**Exercise instructions:** The reply has to contain each record exactly as written.

**Data:**
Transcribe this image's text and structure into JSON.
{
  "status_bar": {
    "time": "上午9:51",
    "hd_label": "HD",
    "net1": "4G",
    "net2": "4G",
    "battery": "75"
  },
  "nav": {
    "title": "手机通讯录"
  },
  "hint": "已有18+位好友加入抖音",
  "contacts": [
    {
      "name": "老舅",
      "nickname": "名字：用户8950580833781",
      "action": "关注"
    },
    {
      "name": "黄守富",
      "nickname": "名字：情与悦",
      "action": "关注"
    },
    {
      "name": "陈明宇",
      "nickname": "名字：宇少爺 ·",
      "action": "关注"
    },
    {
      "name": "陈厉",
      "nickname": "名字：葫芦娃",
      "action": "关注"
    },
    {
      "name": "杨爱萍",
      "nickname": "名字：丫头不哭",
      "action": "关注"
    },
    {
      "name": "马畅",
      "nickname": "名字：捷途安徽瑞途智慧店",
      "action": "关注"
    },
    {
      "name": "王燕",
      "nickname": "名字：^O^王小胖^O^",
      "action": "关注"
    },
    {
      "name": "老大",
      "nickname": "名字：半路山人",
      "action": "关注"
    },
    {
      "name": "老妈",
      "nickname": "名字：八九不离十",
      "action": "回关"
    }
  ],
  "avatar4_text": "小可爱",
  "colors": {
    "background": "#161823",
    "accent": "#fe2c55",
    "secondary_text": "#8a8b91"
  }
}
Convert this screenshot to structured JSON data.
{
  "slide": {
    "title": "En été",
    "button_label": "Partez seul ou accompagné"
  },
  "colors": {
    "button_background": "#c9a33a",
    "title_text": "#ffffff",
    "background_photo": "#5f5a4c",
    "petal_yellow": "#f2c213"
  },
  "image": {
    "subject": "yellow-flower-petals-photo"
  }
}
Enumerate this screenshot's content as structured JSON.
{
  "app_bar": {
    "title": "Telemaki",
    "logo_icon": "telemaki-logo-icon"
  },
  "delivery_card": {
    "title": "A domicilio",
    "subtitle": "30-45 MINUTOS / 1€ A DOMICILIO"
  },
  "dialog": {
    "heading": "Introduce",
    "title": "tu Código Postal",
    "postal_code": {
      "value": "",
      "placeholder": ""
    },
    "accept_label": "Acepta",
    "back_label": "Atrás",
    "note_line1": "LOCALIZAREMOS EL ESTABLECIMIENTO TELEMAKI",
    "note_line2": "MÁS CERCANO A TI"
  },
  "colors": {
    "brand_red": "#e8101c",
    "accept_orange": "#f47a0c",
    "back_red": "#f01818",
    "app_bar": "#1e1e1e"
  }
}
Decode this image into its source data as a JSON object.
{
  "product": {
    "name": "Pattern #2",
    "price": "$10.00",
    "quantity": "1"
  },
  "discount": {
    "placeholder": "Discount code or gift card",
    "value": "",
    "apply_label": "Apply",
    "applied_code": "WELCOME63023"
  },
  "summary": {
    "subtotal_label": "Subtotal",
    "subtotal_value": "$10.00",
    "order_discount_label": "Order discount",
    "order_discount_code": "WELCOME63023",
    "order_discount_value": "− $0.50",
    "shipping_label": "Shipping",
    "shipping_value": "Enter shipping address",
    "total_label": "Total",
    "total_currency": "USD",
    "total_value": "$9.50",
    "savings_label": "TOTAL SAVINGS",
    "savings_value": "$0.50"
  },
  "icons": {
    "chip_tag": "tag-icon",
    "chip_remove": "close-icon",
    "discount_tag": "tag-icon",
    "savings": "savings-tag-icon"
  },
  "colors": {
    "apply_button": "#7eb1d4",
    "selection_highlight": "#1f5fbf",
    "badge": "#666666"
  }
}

**Result:**
Transcribe this image's text and structure into JSON.
{
  "status_bar": {
    "time": "上午9:51",
    "hd_label": "HD",
    "net1": "4G",
    "net2": "4G",
    "battery": "75"
  },
  "nav": {
    "title": "手机通讯录"
  },
  "hint": "已有18+位好友加入抖音",
  "contacts": [
    {
      "name": "老舅",
      "nickname": "名字：用户8950580833781",
      "action": "关注"
    },
    {
      "name": "黄守富",
      "nickname": "名字：情与悦",
      "action": "关注"
    },
    {
      "name": "陈明宇",
      "nickname": "名字：宇少爺 ·",
      "action": "关注"
    },
    {
      "name": "陈厉",
      "nickname": "名字：葫芦娃",
      "action": "关注"
    },
    {
      "name": "杨爱萍",
      "nickname": "名字：丫头不哭",
      "action": "关注"
    },
    {
      "name": "马畅",
      "nickname": "名字：捷途安徽瑞途智慧店",
      "action": "关注"
    },
    {
      "name": "王燕",
      "nickname": "名字：^O^王小胖^O^",
      "action": "关注"
    },
    {
      "name": "老大",
      "nickname": "名字：半路山人",
      "action": "关注"
    },
    {
      "name": "老妈",
      "nickname": "名字：八九不离十",
      "action": "回关"
    }
  ],
  "avatar4_text": "小可爱",
  "colors": {
    "background": "#161823",
    "accent": "#fe2c55",
    "secondary_text": "#8a8b91"
  }
}
Convert this screenshot to structured JSON data.
{
  "slide": {
    "title": "En été",
    "button_label": "Partez seul ou accompagné"
  },
  "colors": {
    "button_background": "#c9a33a",
    "title_text": "#ffffff",
    "background_photo": "#5f5a4c",
    "petal_yellow": "#f2c213"
  },
  "image": {
    "subject": "yellow-flower-petals-photo"
  }
}
Enumerate this screenshot's content as structured JSON.
{
  "app_bar": {
    "title": "Telemaki",
    "logo_icon": "telemaki-logo-icon"
  },
  "delivery_card": {
    "title": "A domicilio",
    "subtitle": "30-45 MINUTOS / 1€ A DOMICILIO"
  },
  "dialog": {
    "heading": "Introduce",
    "title": "tu Código Postal",
    "postal_code": {
      "value": "",
      "placeholder": ""
    },
    "accept_label": "Acepta",
    "back_label": "Atrás",
    "note_line1": "LOCALIZAREMOS EL ESTABLECIMIENTO TELEMAKI",
    "note_line2": "MÁS CERCANO A TI"
  },
  "colors": {
    "brand_red": "#e8101c",
    "accept_orange": "#f47a0c",
    "back_red": "#f01818",
    "app_bar": "#1e1e1e"
  }
}
Decode this image into its source data as a JSON object.
{
  "product": {
    "name": "Pattern #2",
    "price": "$10.00",
    "quantity": "1"
  },
  "discount": {
    "placeholder": "Discount code or gift card",
    "value": "",
    "apply_label": "Apply",
    "applied_code": "WELCOME63023"
  },
  "summary": {
    "subtotal_label": "Subtotal",
    "subtotal_value": "$10.00",
    "order_discount_label": "Order discount",
    "order_discount_code": "WELCOME63023",
    "order_discount_value": "− $0.50",
    "shipping_label": "Shipping",
    "shipping_value": "Enter shipping address",
    "total_label": "Total",
    "total_currency": "USD",
    "total_value": "$9.50",
    "savings_label": "TOTAL SAVINGS",
    "savings_value": "$0.50"
  },
  "icons": {
    "chip_tag": "tag-icon",
    "chip_remove": "close-icon",
    "discount_tag": "tag-icon",
    "savings": "savings-tag-icon"
  },
  "colors": {
    "apply_button": "#7eb1d4",
    "selection_highlight": "#1f5fbf",
    "badge": "#666666"
  }
}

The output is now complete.